A few months ago, I choose not to renew a tertiary domain name for a website. One semi-resourceful individual saw that it was now available, researched that I owned a similar one, and offered to procure it for me — not realizing that I was the former owner. (See “The Difference Between Good and Bad Marketing.”)
A few months ago, another enterprising person noticed that a domain name, which was a shorter, more desirable version of one I already had, would soon be available. For a fee, he offered to obtain it for me. I never asked how much — I merely registered it myself. I was grateful for his email, because I really wanted this new address, but wasn’t aware it had become available.
Last week, I received an offer for a marketable domain name.

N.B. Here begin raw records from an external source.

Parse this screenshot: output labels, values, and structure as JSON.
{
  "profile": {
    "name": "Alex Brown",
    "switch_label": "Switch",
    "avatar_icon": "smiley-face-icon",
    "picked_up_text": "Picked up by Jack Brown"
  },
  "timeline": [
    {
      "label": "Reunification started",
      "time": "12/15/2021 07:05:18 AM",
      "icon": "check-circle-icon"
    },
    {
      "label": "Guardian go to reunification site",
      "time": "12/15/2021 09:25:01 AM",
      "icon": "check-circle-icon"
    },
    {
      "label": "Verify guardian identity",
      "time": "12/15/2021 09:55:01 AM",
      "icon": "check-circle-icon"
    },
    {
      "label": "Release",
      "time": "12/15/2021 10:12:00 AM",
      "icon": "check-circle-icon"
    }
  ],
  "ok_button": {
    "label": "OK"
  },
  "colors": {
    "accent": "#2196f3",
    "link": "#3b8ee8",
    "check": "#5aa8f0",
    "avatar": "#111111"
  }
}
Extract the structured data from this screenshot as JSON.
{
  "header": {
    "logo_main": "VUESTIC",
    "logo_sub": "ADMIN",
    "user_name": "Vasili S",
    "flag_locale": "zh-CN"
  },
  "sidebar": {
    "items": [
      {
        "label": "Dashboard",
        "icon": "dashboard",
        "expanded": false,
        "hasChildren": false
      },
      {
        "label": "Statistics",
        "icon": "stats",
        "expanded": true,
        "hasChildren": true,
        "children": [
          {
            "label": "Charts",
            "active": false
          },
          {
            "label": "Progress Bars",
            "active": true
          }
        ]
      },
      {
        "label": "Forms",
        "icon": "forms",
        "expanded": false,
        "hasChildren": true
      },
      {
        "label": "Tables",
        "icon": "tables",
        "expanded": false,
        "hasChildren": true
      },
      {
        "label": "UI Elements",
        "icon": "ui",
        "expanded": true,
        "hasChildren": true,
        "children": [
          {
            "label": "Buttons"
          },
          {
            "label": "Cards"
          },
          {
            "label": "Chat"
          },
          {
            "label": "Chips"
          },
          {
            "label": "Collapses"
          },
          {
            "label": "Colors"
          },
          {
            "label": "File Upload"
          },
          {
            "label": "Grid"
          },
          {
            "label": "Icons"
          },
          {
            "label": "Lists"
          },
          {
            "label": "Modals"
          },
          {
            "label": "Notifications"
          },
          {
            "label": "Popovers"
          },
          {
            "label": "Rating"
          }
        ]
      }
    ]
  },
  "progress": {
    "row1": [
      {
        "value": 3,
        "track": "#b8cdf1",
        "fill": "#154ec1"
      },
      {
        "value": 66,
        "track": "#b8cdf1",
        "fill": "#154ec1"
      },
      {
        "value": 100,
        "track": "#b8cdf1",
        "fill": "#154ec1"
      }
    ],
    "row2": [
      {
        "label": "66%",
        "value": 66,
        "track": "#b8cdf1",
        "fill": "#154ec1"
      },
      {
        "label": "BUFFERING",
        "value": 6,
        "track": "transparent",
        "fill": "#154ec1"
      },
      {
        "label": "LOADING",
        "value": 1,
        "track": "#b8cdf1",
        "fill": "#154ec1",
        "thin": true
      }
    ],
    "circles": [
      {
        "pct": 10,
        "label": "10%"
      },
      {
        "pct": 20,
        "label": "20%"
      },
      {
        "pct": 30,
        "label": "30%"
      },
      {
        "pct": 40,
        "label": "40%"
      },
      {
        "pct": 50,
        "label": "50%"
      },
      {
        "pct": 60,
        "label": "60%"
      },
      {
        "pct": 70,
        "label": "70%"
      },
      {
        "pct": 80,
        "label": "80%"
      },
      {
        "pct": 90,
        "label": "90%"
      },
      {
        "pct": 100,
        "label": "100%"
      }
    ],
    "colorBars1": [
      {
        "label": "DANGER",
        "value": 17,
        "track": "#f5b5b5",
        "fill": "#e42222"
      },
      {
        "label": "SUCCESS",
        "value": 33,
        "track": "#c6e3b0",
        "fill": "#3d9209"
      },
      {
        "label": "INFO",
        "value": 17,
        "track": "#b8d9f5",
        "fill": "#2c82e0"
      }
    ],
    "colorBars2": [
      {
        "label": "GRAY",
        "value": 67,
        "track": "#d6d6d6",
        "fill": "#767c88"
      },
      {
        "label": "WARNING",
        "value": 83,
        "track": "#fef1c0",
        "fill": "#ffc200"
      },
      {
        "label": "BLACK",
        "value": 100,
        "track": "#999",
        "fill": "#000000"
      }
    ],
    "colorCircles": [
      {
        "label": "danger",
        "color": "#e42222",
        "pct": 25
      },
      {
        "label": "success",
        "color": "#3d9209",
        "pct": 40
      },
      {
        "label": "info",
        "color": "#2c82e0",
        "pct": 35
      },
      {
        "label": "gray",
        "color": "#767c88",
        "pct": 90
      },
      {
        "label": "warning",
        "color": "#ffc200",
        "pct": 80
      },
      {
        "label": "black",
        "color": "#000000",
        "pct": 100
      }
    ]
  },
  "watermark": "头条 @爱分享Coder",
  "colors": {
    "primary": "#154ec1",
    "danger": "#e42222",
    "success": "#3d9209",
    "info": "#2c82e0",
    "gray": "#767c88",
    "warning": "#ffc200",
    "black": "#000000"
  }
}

It is somewhat aligned with my business. If I had it, I would find something useful to do with it, but it does not have enough value (to me) that I would buy it from someone else. Anyway, the pitch was that he was liquidating his domain names and discovered one that would be perfect for me. He was willing to sell it for only $600!
(I discovered that he had just bought it the day before. It would have cost him less than $10 to do so — and he was selling it for $600. That would be quite a nice profit.)

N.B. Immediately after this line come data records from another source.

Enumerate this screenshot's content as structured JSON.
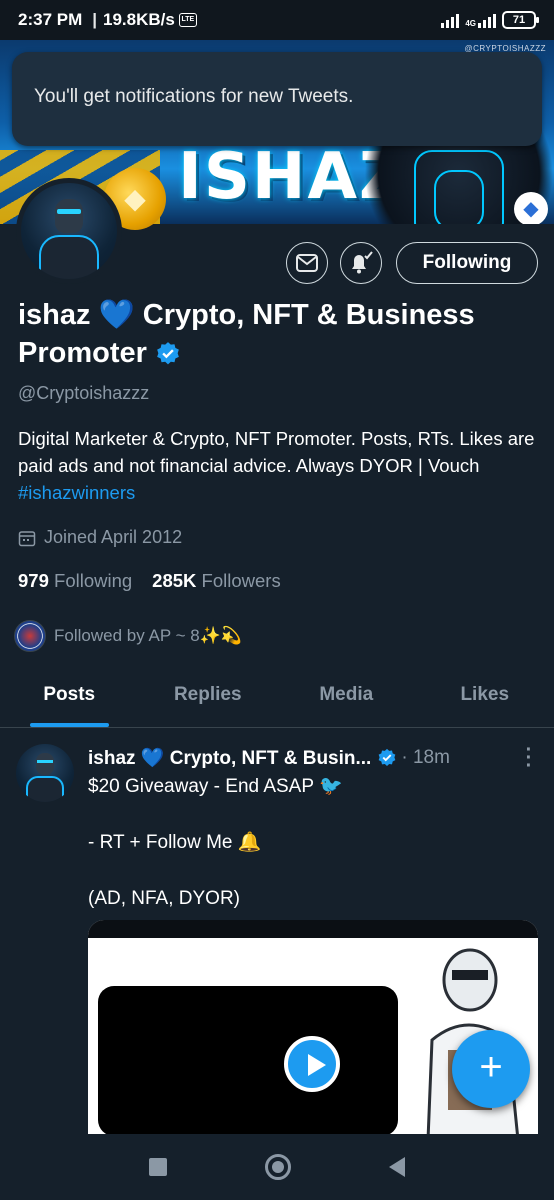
{
  "status_bar": {
    "time": "2:37 PM",
    "separator": "|",
    "speed": "19.8KB/s",
    "lte_icon": "LTE",
    "network_4g": "4G",
    "battery": "71"
  },
  "banner": {
    "brand": "ISHAZ",
    "watermark": "@CRYPTOISHAZZZ"
  },
  "toast": {
    "message": "You'll get notifications for new Tweets."
  },
  "profile": {
    "display_name": "ishaz 💙 Crypto, NFT & Business Promoter",
    "handle": "@Cryptoishazzz",
    "bio_text": "Digital Marketer & Crypto, NFT Promoter. Posts, RTs. Likes are paid ads and not financial advice. Always DYOR | Vouch ",
    "bio_hashtag": "#ishazwinners",
    "joined": "Joined April 2012",
    "following_count": "979",
    "following_label": "Following",
    "followers_count": "285K",
    "followers_label": "Followers",
    "followed_by": "Followed by AP ~ 8✨💫"
  },
  "actions": {
    "follow_label": "Following"
  },
  "tabs": [
    {
      "label": "Posts",
      "active": true
    },
    {
      "label": "Replies",
      "active": false
    },
    {
      "label": "Media",
      "active": false
    },
    {
      "label": "Likes",
      "active": false
    }
  ],
  "tweet": {
    "name": "ishaz 💙 Crypto, NFT & Busin...",
    "time": "· 18m",
    "lines": [
      "$20 Giveaway - End ASAP 🐦",
      "- RT + Follow Me 🔔",
      "(AD, NFA, DYOR)"
    ]
  },
  "fab": {
    "label": "+"
  },
  "colors": {
    "background": "#15202b",
    "accent": "#1d9bf0",
    "muted": "#8b98a5",
    "toast": "#1e2f3f"
  },
  "icons": [
    "message-icon",
    "bell-check-icon",
    "verified-badge-icon",
    "calendar-icon",
    "kebab-menu-icon",
    "play-icon",
    "compose-plus-icon"
  ]
}
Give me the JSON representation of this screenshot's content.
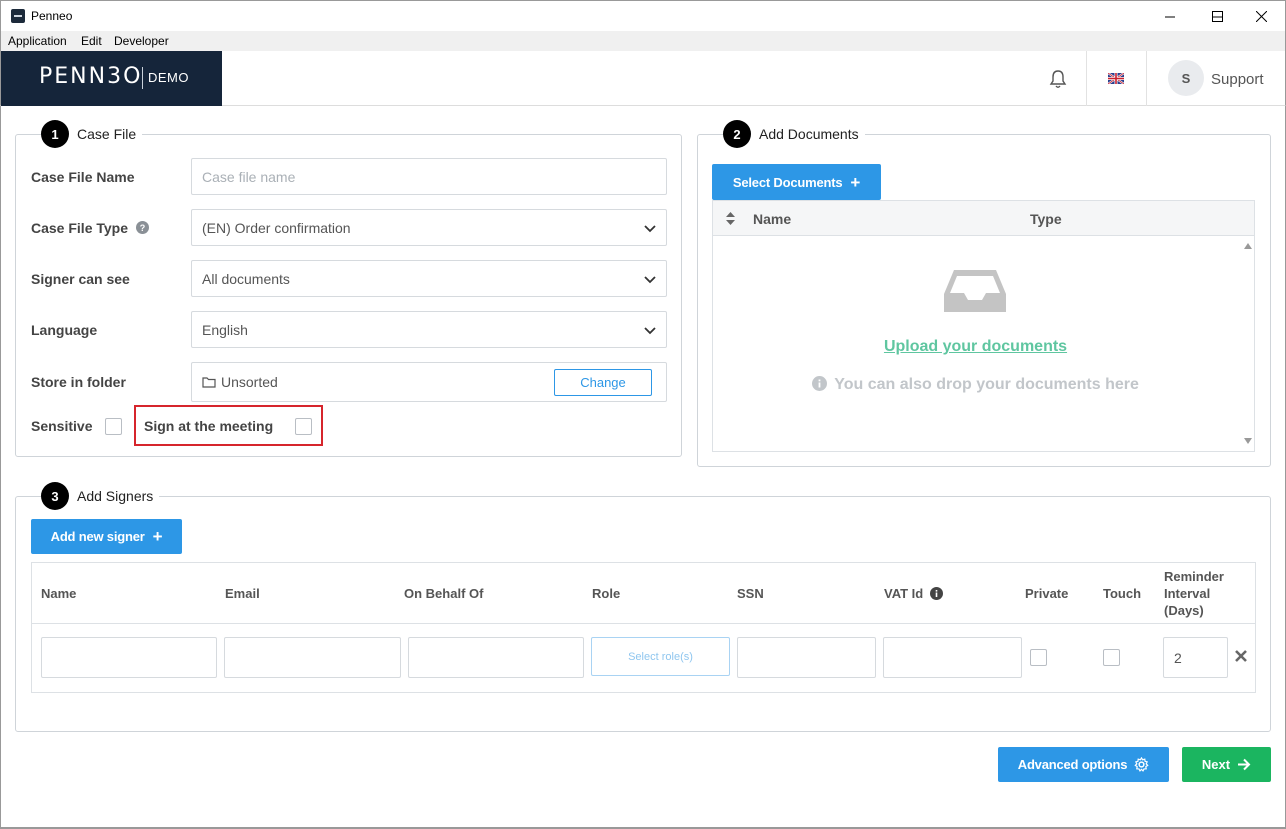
{
  "window": {
    "title": "Penneo",
    "minimize_glyph": "—",
    "maximize_glyph": "☐",
    "close_glyph": "✕"
  },
  "menu": {
    "items": [
      "Application",
      "Edit",
      "Developer"
    ]
  },
  "header": {
    "logo_text": "PENN3O",
    "logo_demo": "DEMO",
    "avatar_initial": "S",
    "support_label": "Support",
    "icons": [
      "bell-icon",
      "uk-flag-icon"
    ]
  },
  "case_file": {
    "step": "1",
    "title": "Case File",
    "name_label": "Case File Name",
    "name_placeholder": "Case file name",
    "type_label": "Case File Type",
    "type_value": "(EN) Order confirmation",
    "signer_see_label": "Signer can see",
    "signer_see_value": "All documents",
    "language_label": "Language",
    "language_value": "English",
    "folder_label": "Store in folder",
    "folder_value": "Unsorted",
    "change_button": "Change",
    "sensitive_label": "Sensitive",
    "sign_meeting_label": "Sign at the meeting"
  },
  "documents": {
    "step": "2",
    "title": "Add Documents",
    "select_button": "Select Documents",
    "col_name": "Name",
    "col_type": "Type",
    "upload_link": "Upload your documents",
    "drop_hint": "You can also drop your documents here"
  },
  "signers": {
    "step": "3",
    "title": "Add Signers",
    "add_button": "Add new signer",
    "columns": {
      "name": "Name",
      "email": "Email",
      "on_behalf": "On Behalf Of",
      "role": "Role",
      "ssn": "SSN",
      "vat": "VAT Id",
      "private": "Private",
      "touch": "Touch",
      "reminder_1": "Reminder",
      "reminder_2": "Interval",
      "reminder_3": "(Days)"
    },
    "row": {
      "role_placeholder": "Select role(s)",
      "reminder_value": "2"
    }
  },
  "footer": {
    "advanced_button": "Advanced options",
    "next_button": "Next"
  },
  "colors": {
    "primary": "#2d97e6",
    "success": "#1bb560",
    "highlight": "#d6252c",
    "link": "#5fc6a0",
    "logo_bg": "#15253a"
  }
}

Whenever a domain name is registered, there is a 5-day grace period, in which you can receive a refund of the registration fee. I suspect that he may do that. If so, it will become available again in a couple of days. If it does, maybe I will register it for the $10 fee. That would sure beat $600!
Peter Lyle DeHaan, PhD, shares his lifetime of business experience and personal insights with others through his books and blogs to encourage, inspire, and occasionally entertain.